“Gov. Winter loves to recognize those who help the cause of civil rights, young and old,” said Susan M. Glisson, Winter Institute executive director, referring to the former Mississippi governor, who turned 92 in February. “We’re humbled to honor what Al Butler did in the past, and what Robert Wilson is doing now for the future of Mississippi. And how lucky are we to do so with Ross Bjork and the Ole Miss athletic department during Racial Reconciliation Week”

The Winter Institute works in communities and classrooms in Mississippi and beyond to support a movement of racial equity and wholeness as a pathway to ending and transcending all discrimination based on differences.

The week’s full schedule includes:

Tuesday (Sept. 8)

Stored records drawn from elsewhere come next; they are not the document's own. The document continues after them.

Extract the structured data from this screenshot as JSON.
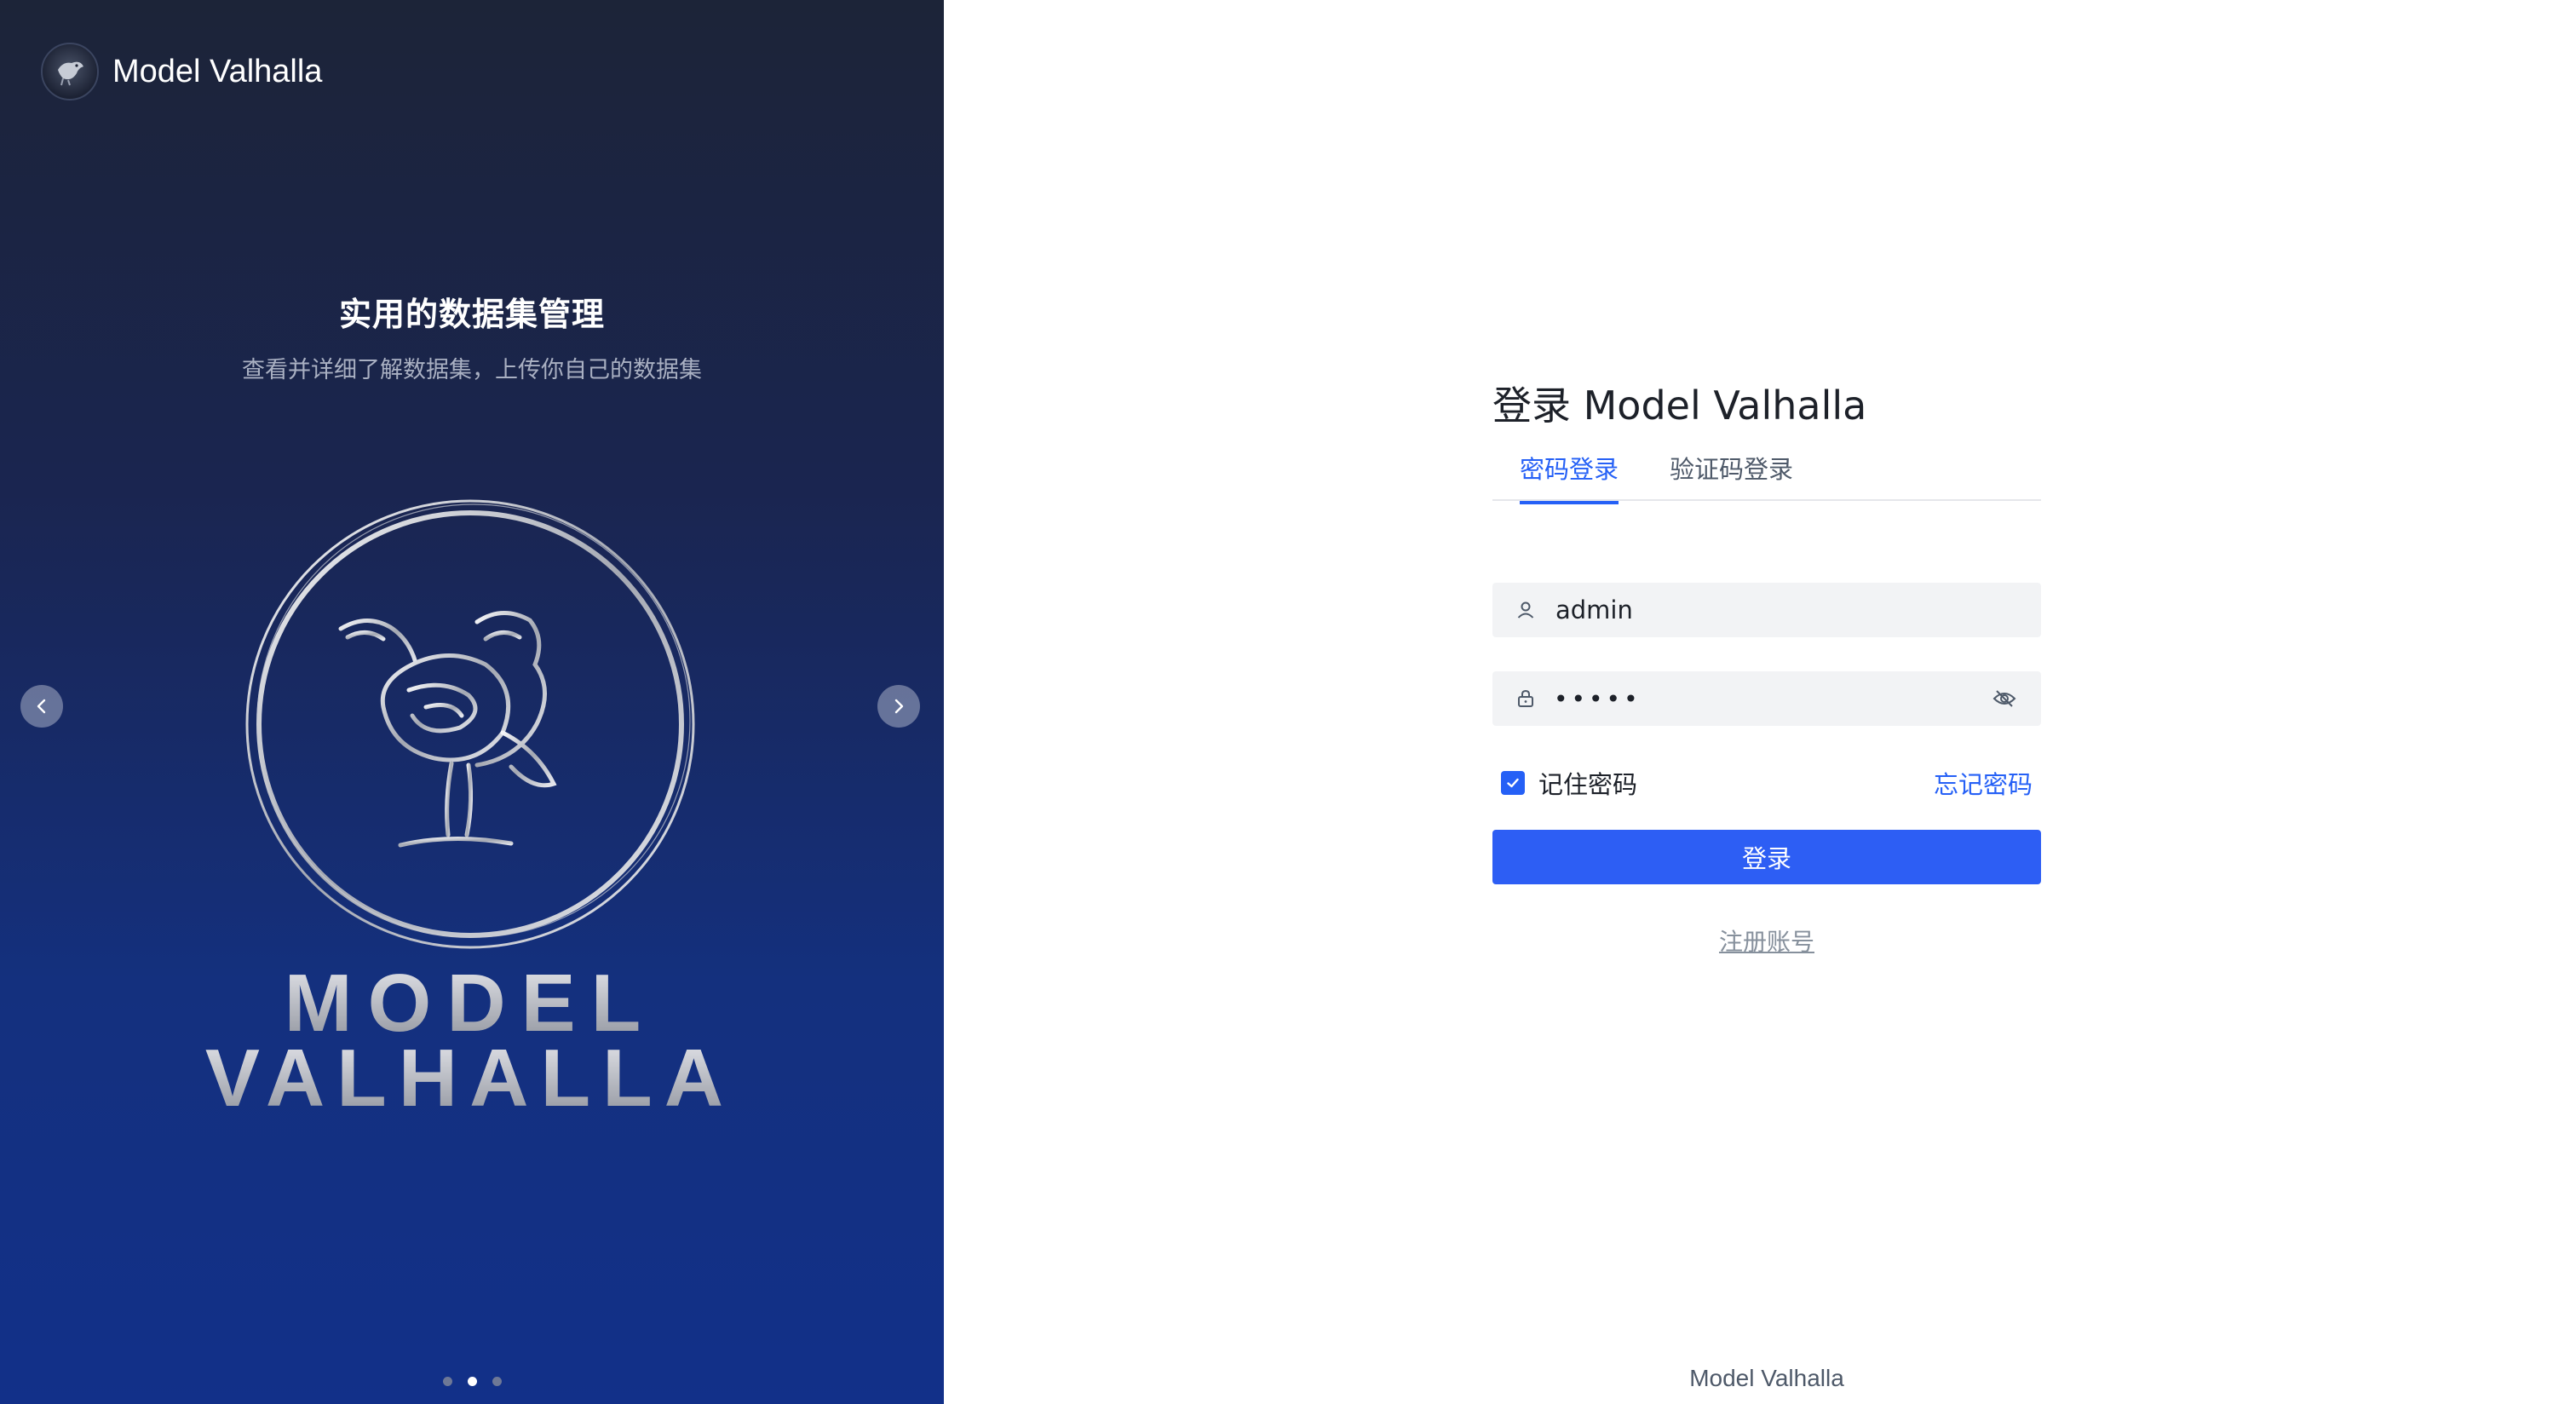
{
  "brand": {
    "name": "Model Valhalla"
  },
  "carousel": {
    "title": "实用的数据集管理",
    "subtitle": "查看并详细了解数据集，上传你自己的数据集",
    "hero_text_line1": "MODEL",
    "hero_text_line2": "VALHALLA",
    "slide_count": 3,
    "active_index": 1
  },
  "login": {
    "title": "登录 Model Valhalla",
    "tabs": [
      {
        "label": "密码登录",
        "active": true
      },
      {
        "label": "验证码登录",
        "active": false
      }
    ],
    "username": {
      "value": "admin",
      "icon": "user-icon"
    },
    "password": {
      "value": "•••••",
      "icon": "lock-icon",
      "toggle_icon": "eye-off-icon"
    },
    "remember": {
      "label": "记住密码",
      "checked": true
    },
    "forgot_label": "忘记密码",
    "submit_label": "登录",
    "register_label": "注册账号"
  },
  "footer": {
    "text": "Model Valhalla"
  },
  "colors": {
    "accent": "#2560f6",
    "panel_top": "#1c2438",
    "panel_bottom": "#123089"
  }
}
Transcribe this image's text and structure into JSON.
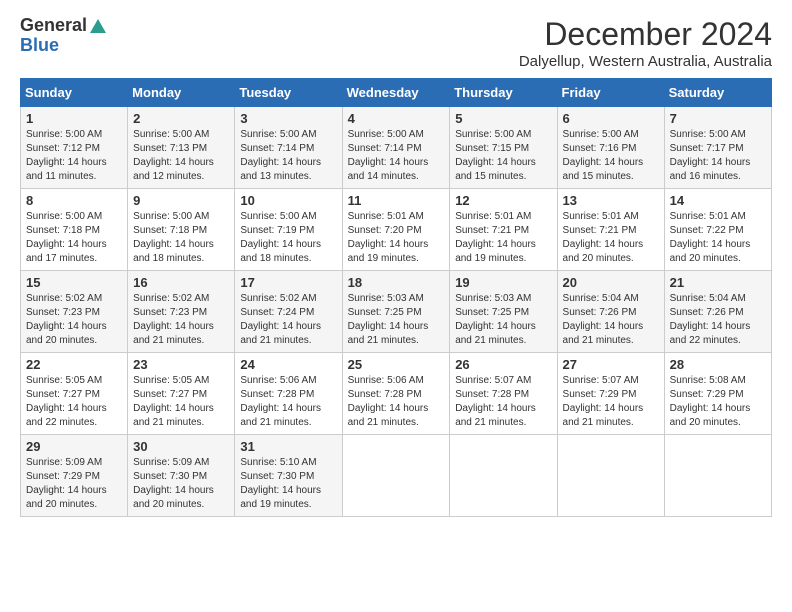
{
  "logo": {
    "general": "General",
    "blue": "Blue"
  },
  "title": "December 2024",
  "location": "Dalyellup, Western Australia, Australia",
  "headers": [
    "Sunday",
    "Monday",
    "Tuesday",
    "Wednesday",
    "Thursday",
    "Friday",
    "Saturday"
  ],
  "weeks": [
    [
      {
        "day": "1",
        "sunrise": "5:00 AM",
        "sunset": "7:12 PM",
        "daylight": "14 hours and 11 minutes."
      },
      {
        "day": "2",
        "sunrise": "5:00 AM",
        "sunset": "7:13 PM",
        "daylight": "14 hours and 12 minutes."
      },
      {
        "day": "3",
        "sunrise": "5:00 AM",
        "sunset": "7:14 PM",
        "daylight": "14 hours and 13 minutes."
      },
      {
        "day": "4",
        "sunrise": "5:00 AM",
        "sunset": "7:14 PM",
        "daylight": "14 hours and 14 minutes."
      },
      {
        "day": "5",
        "sunrise": "5:00 AM",
        "sunset": "7:15 PM",
        "daylight": "14 hours and 15 minutes."
      },
      {
        "day": "6",
        "sunrise": "5:00 AM",
        "sunset": "7:16 PM",
        "daylight": "14 hours and 15 minutes."
      },
      {
        "day": "7",
        "sunrise": "5:00 AM",
        "sunset": "7:17 PM",
        "daylight": "14 hours and 16 minutes."
      }
    ],
    [
      {
        "day": "8",
        "sunrise": "5:00 AM",
        "sunset": "7:18 PM",
        "daylight": "14 hours and 17 minutes."
      },
      {
        "day": "9",
        "sunrise": "5:00 AM",
        "sunset": "7:18 PM",
        "daylight": "14 hours and 18 minutes."
      },
      {
        "day": "10",
        "sunrise": "5:00 AM",
        "sunset": "7:19 PM",
        "daylight": "14 hours and 18 minutes."
      },
      {
        "day": "11",
        "sunrise": "5:01 AM",
        "sunset": "7:20 PM",
        "daylight": "14 hours and 19 minutes."
      },
      {
        "day": "12",
        "sunrise": "5:01 AM",
        "sunset": "7:21 PM",
        "daylight": "14 hours and 19 minutes."
      },
      {
        "day": "13",
        "sunrise": "5:01 AM",
        "sunset": "7:21 PM",
        "daylight": "14 hours and 20 minutes."
      },
      {
        "day": "14",
        "sunrise": "5:01 AM",
        "sunset": "7:22 PM",
        "daylight": "14 hours and 20 minutes."
      }
    ],
    [
      {
        "day": "15",
        "sunrise": "5:02 AM",
        "sunset": "7:23 PM",
        "daylight": "14 hours and 20 minutes."
      },
      {
        "day": "16",
        "sunrise": "5:02 AM",
        "sunset": "7:23 PM",
        "daylight": "14 hours and 21 minutes."
      },
      {
        "day": "17",
        "sunrise": "5:02 AM",
        "sunset": "7:24 PM",
        "daylight": "14 hours and 21 minutes."
      },
      {
        "day": "18",
        "sunrise": "5:03 AM",
        "sunset": "7:25 PM",
        "daylight": "14 hours and 21 minutes."
      },
      {
        "day": "19",
        "sunrise": "5:03 AM",
        "sunset": "7:25 PM",
        "daylight": "14 hours and 21 minutes."
      },
      {
        "day": "20",
        "sunrise": "5:04 AM",
        "sunset": "7:26 PM",
        "daylight": "14 hours and 21 minutes."
      },
      {
        "day": "21",
        "sunrise": "5:04 AM",
        "sunset": "7:26 PM",
        "daylight": "14 hours and 22 minutes."
      }
    ],
    [
      {
        "day": "22",
        "sunrise": "5:05 AM",
        "sunset": "7:27 PM",
        "daylight": "14 hours and 22 minutes."
      },
      {
        "day": "23",
        "sunrise": "5:05 AM",
        "sunset": "7:27 PM",
        "daylight": "14 hours and 21 minutes."
      },
      {
        "day": "24",
        "sunrise": "5:06 AM",
        "sunset": "7:28 PM",
        "daylight": "14 hours and 21 minutes."
      },
      {
        "day": "25",
        "sunrise": "5:06 AM",
        "sunset": "7:28 PM",
        "daylight": "14 hours and 21 minutes."
      },
      {
        "day": "26",
        "sunrise": "5:07 AM",
        "sunset": "7:28 PM",
        "daylight": "14 hours and 21 minutes."
      },
      {
        "day": "27",
        "sunrise": "5:07 AM",
        "sunset": "7:29 PM",
        "daylight": "14 hours and 21 minutes."
      },
      {
        "day": "28",
        "sunrise": "5:08 AM",
        "sunset": "7:29 PM",
        "daylight": "14 hours and 20 minutes."
      }
    ],
    [
      {
        "day": "29",
        "sunrise": "5:09 AM",
        "sunset": "7:29 PM",
        "daylight": "14 hours and 20 minutes."
      },
      {
        "day": "30",
        "sunrise": "5:09 AM",
        "sunset": "7:30 PM",
        "daylight": "14 hours and 20 minutes."
      },
      {
        "day": "31",
        "sunrise": "5:10 AM",
        "sunset": "7:30 PM",
        "daylight": "14 hours and 19 minutes."
      },
      null,
      null,
      null,
      null
    ]
  ],
  "labels": {
    "sunrise": "Sunrise:",
    "sunset": "Sunset:",
    "daylight": "Daylight:"
  }
}
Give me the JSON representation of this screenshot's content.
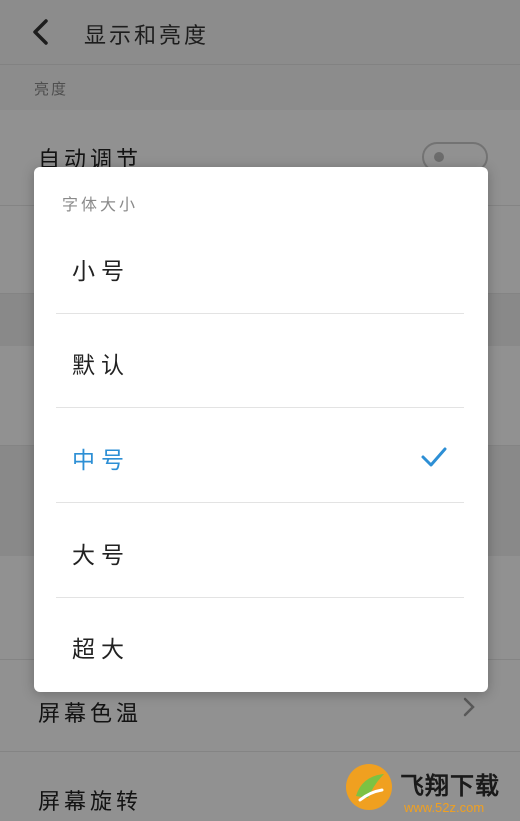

– “Lunch and Learn” featuring Athletics Director Ross Bjork, noon at the Grill at 1810

– Screening of “Come Hell or High Water: The Battle of Turkey Creek,” 7 p.m. at the Luckyday Residential College

Wednesday (Sept. 9)

– “Lunch and Learn” featuring producer Derrick Evans, noon at Bryant Hall

Thursday (Sept. 10)

– Panel on Diversity in Athletics, 7 p.m. in Overby Auditorium

Friday (Sept. 11)

– Will Campbell Plaza Dedication, 2 p.m. on the plaza outside Paris-Yates Chapel

Saturday (Sept. 12)

– Ole Miss vs. Fresno State football game, 2:30 p.m. at Vaught-Hemingway Stadium